Blended families can create challenges from an estate planning perspective particularly where a person wants to provide for their partner and also for their own children.
Unfortunately, too often do we hear stories of where the new partner has inherited all of the deceased person’s assets leaving the deceased’s children from a previously relationship without anything.
There are many ways to avoid such situation whilst also still providing for the new partner and children.
Some of the strategies that can be implemented include but are not limited to:
Ownership of property
Reviewing the ownership of a joint property. Most often couples own joint property as “joint tenants” which mean it passes to the survivor upon the death of the first person. Sometimes couples choose to alter the ownership to “tenants in common in equal shares” so that each person can transfer their 50% under their own Will as they see fit.
Right of occupancy
Providing for a right of occupancy in a property as opposed to gifting the ownership of a property to your partner. This allows your partner to live in the property either for the rest of their life or for a specified time, and after such time the property can pass your nominated beneficiaries (i.e. children).
Providing a life interest in your estate to your partner which vests in your nominated beneficiaries (i.e. children) upon your partner’s death.
Capital Protected Testamentary Trust
Establishing a Capital Protected Testamentary Trust under your Will allowing your partner to receive the benefit of the income from your estate but all of your capital (the assets) are protected for your children.
- Superannuation nomination outside of your Will
Nominating your partner and/or children by way of a binding death benefit nomination to receive your superannuation upon your passing in such percentages as you see fit.
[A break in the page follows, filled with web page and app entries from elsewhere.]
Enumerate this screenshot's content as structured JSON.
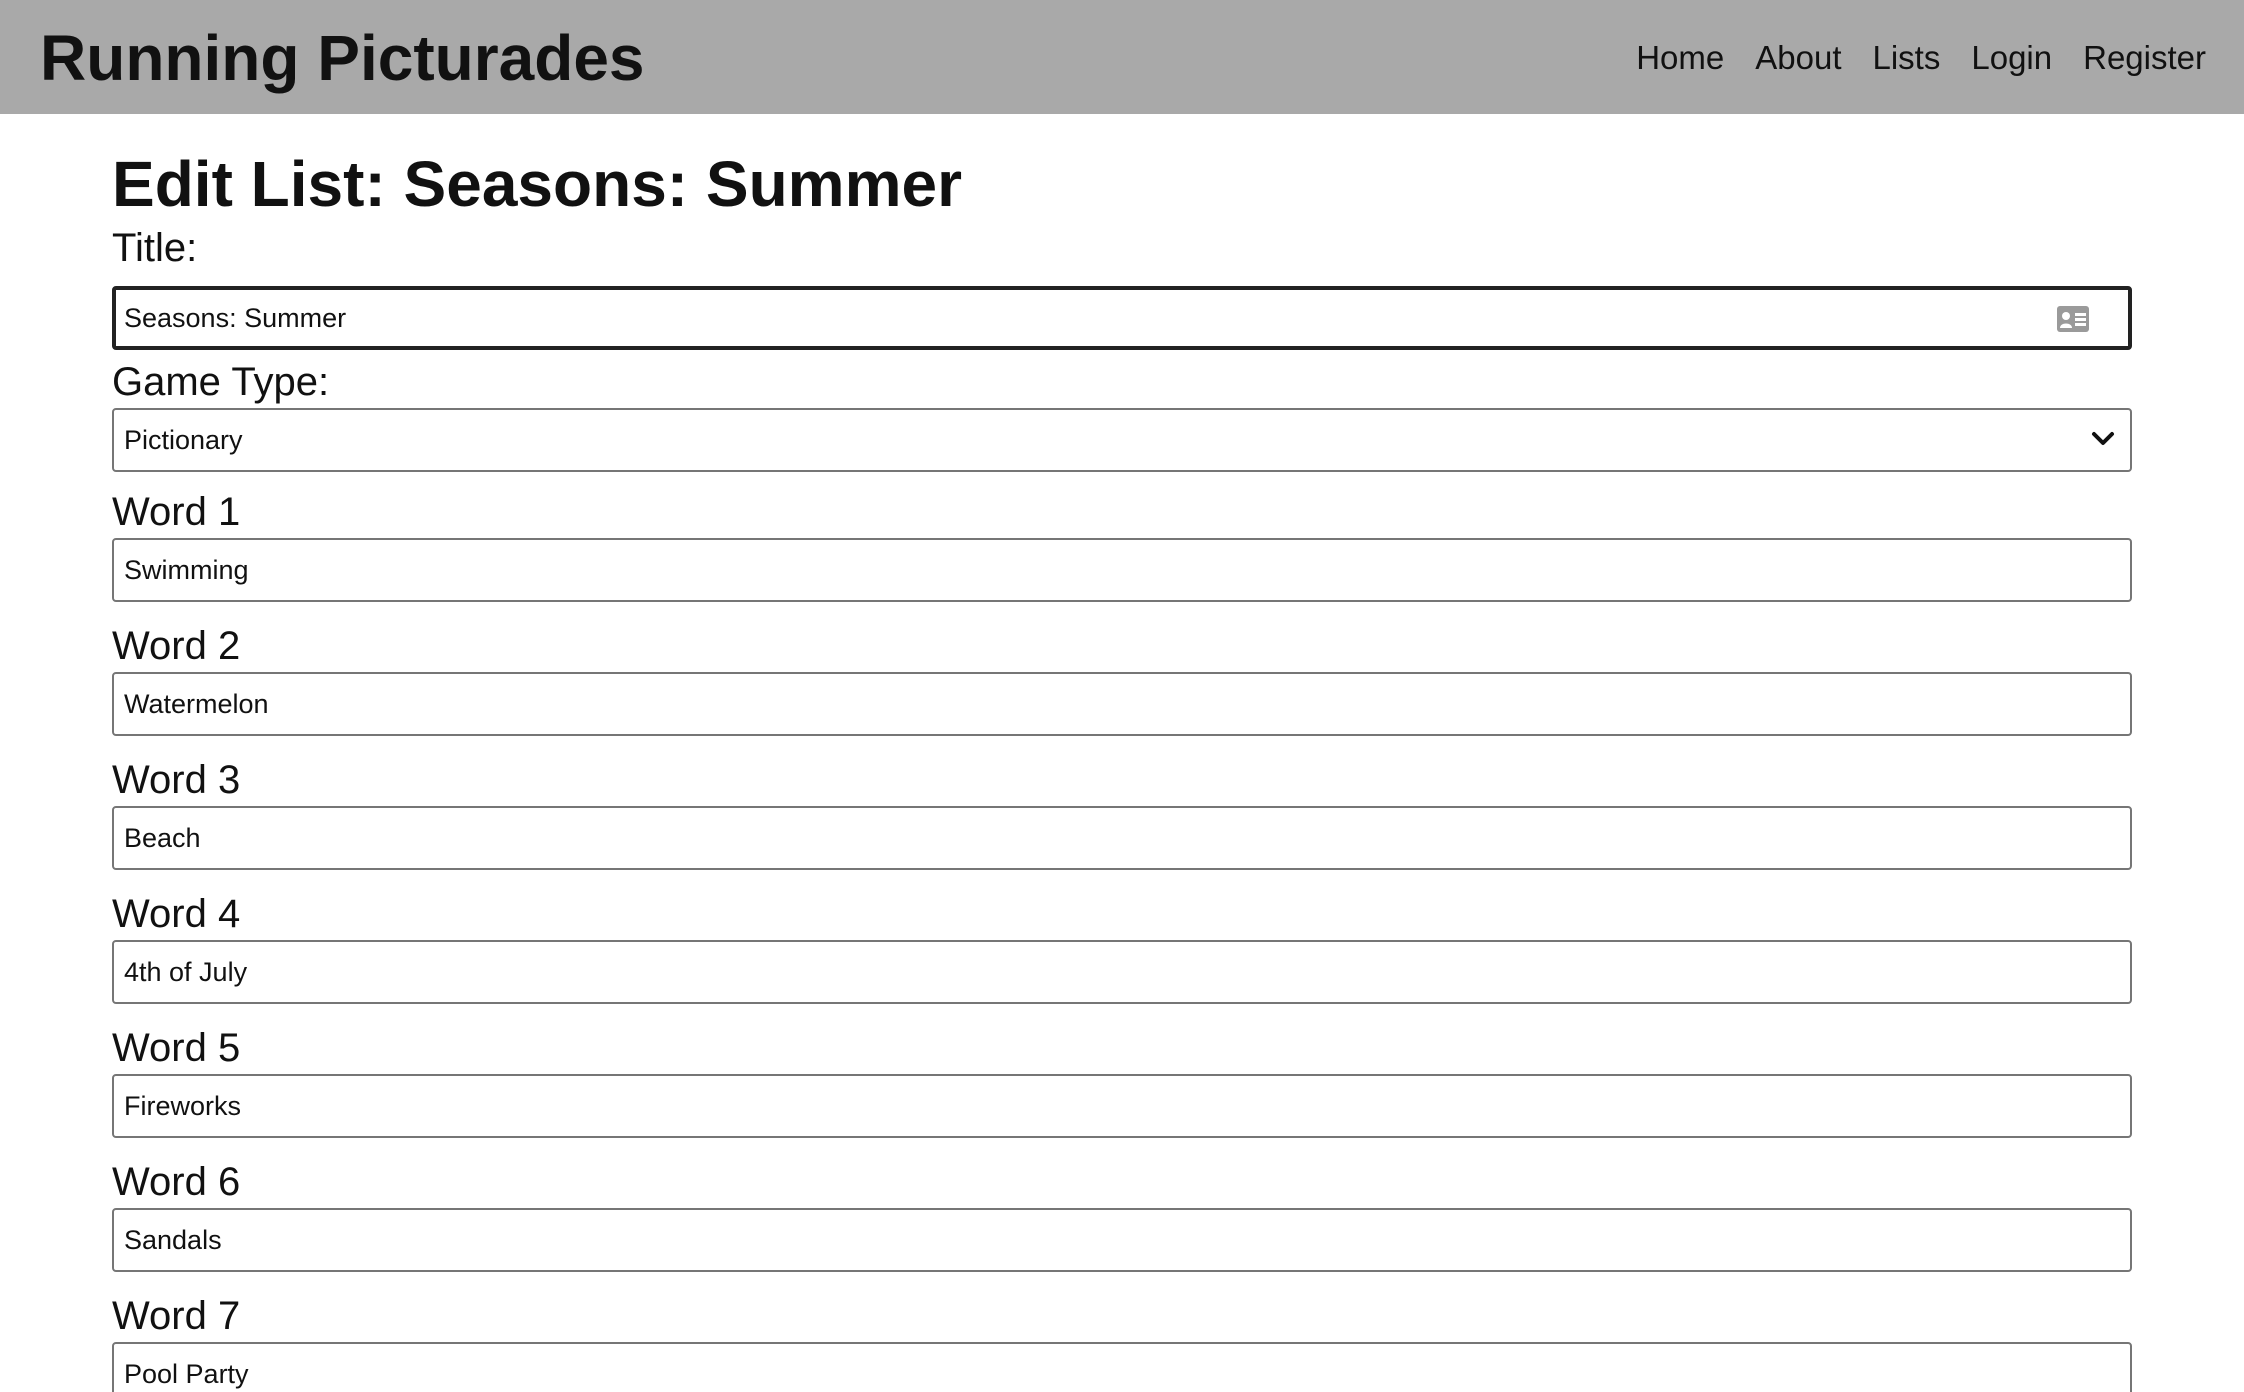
{
  "navbar": {
    "brand": "Running Picturades",
    "links": [
      "Home",
      "About",
      "Lists",
      "Login",
      "Register"
    ]
  },
  "page": {
    "title": "Edit List: Seasons: Summer"
  },
  "form": {
    "title_label": "Title:",
    "title_value": "Seasons: Summer",
    "game_type_label": "Game Type:",
    "game_type_value": "Pictionary",
    "words": [
      {
        "label": "Word 1",
        "value": "Swimming"
      },
      {
        "label": "Word 2",
        "value": "Watermelon"
      },
      {
        "label": "Word 3",
        "value": "Beach"
      },
      {
        "label": "Word 4",
        "value": "4th of July"
      },
      {
        "label": "Word 5",
        "value": "Fireworks"
      },
      {
        "label": "Word 6",
        "value": "Sandals"
      },
      {
        "label": "Word 7",
        "value": "Pool Party"
      }
    ]
  },
  "icons": {
    "title_field_icon": "contact-card-icon",
    "select_icon": "chevron-down-icon"
  },
  "colors": {
    "navbar_bg": "#a9a9a9",
    "page_bg": "#ffffff",
    "text": "#111111",
    "input_border": "#767676",
    "focused_border": "#222222"
  }
}
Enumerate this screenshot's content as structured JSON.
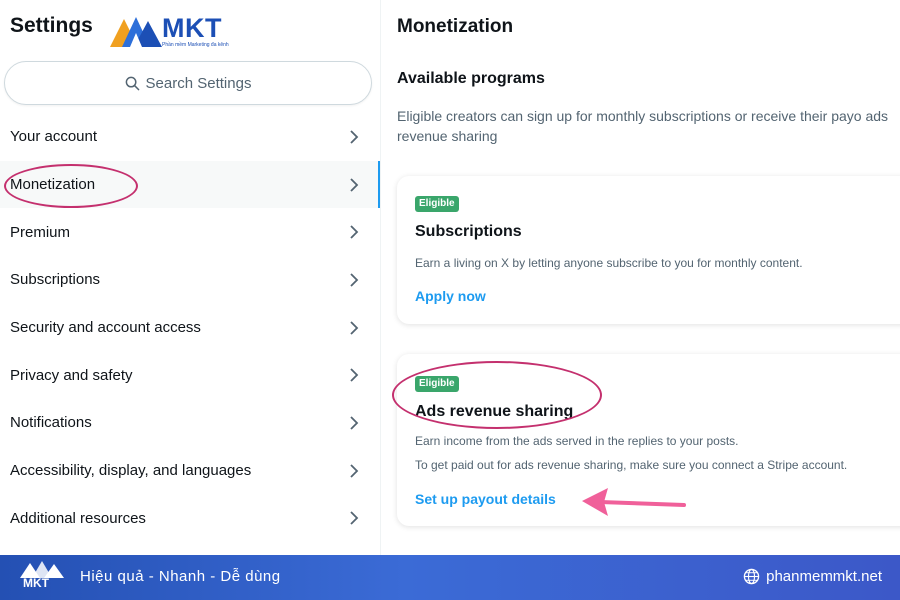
{
  "left": {
    "title": "Settings",
    "search_placeholder": "Search Settings",
    "items": [
      {
        "label": "Your account"
      },
      {
        "label": "Monetization"
      },
      {
        "label": "Premium"
      },
      {
        "label": "Subscriptions"
      },
      {
        "label": "Security and account access"
      },
      {
        "label": "Privacy and safety"
      },
      {
        "label": "Notifications"
      },
      {
        "label": "Accessibility, display, and languages"
      },
      {
        "label": "Additional resources"
      }
    ],
    "active_item": "Monetization"
  },
  "logo": {
    "text": "MKT",
    "subtext": "Phần mềm Marketing đa kênh"
  },
  "main": {
    "title": "Monetization",
    "section_title": "Available programs",
    "section_desc": "Eligible creators can sign up for monthly subscriptions or receive their payo ads revenue sharing",
    "cards": [
      {
        "badge": "Eligible",
        "title": "Subscriptions",
        "lines": [
          "Earn a living on X by letting anyone subscribe to you for monthly content."
        ],
        "link": "Apply now"
      },
      {
        "badge": "Eligible",
        "title": "Ads revenue sharing",
        "lines": [
          "Earn income from the ads served in the replies to your posts.",
          "To get paid out for ads revenue sharing, make sure you connect a Stripe account."
        ],
        "link": "Set up payout details"
      }
    ]
  },
  "footer": {
    "logo_text": "MKT",
    "tagline": "Hiệu quả - Nhanh  - Dễ dùng",
    "website": "phanmemmkt.net"
  },
  "colors": {
    "accent": "#1d9bf0",
    "badge_green": "#3aa66b",
    "annotation": "#c4306e",
    "arrow": "#f0609a",
    "footer_blue": "#2450b3"
  },
  "icons": [
    "search-icon",
    "chevron-right-icon",
    "globe-icon",
    "mkt-logo-icon"
  ]
}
We note that this requires a superannuation form to be completed and is external to your Will.
Whilst the above are only some of a range of strategies available to provide protection for partner and your children in a blended family, it is always important to obtain tailored advice to your particular circumstances.
We also find that the best estate plans for blended families are those where the couple have sought legal advice together.
Should you require any assistance in putting in place an estate plan for a blended family please do not hesitate to contact us on 9523 5535.
Related Links: Challenging a Will with a Family Provisions Claim
Disclaimer: The information contained in this article is provided as general information only. It is not intended to be legal advice and it should not be used or relied on as legal or professional advice.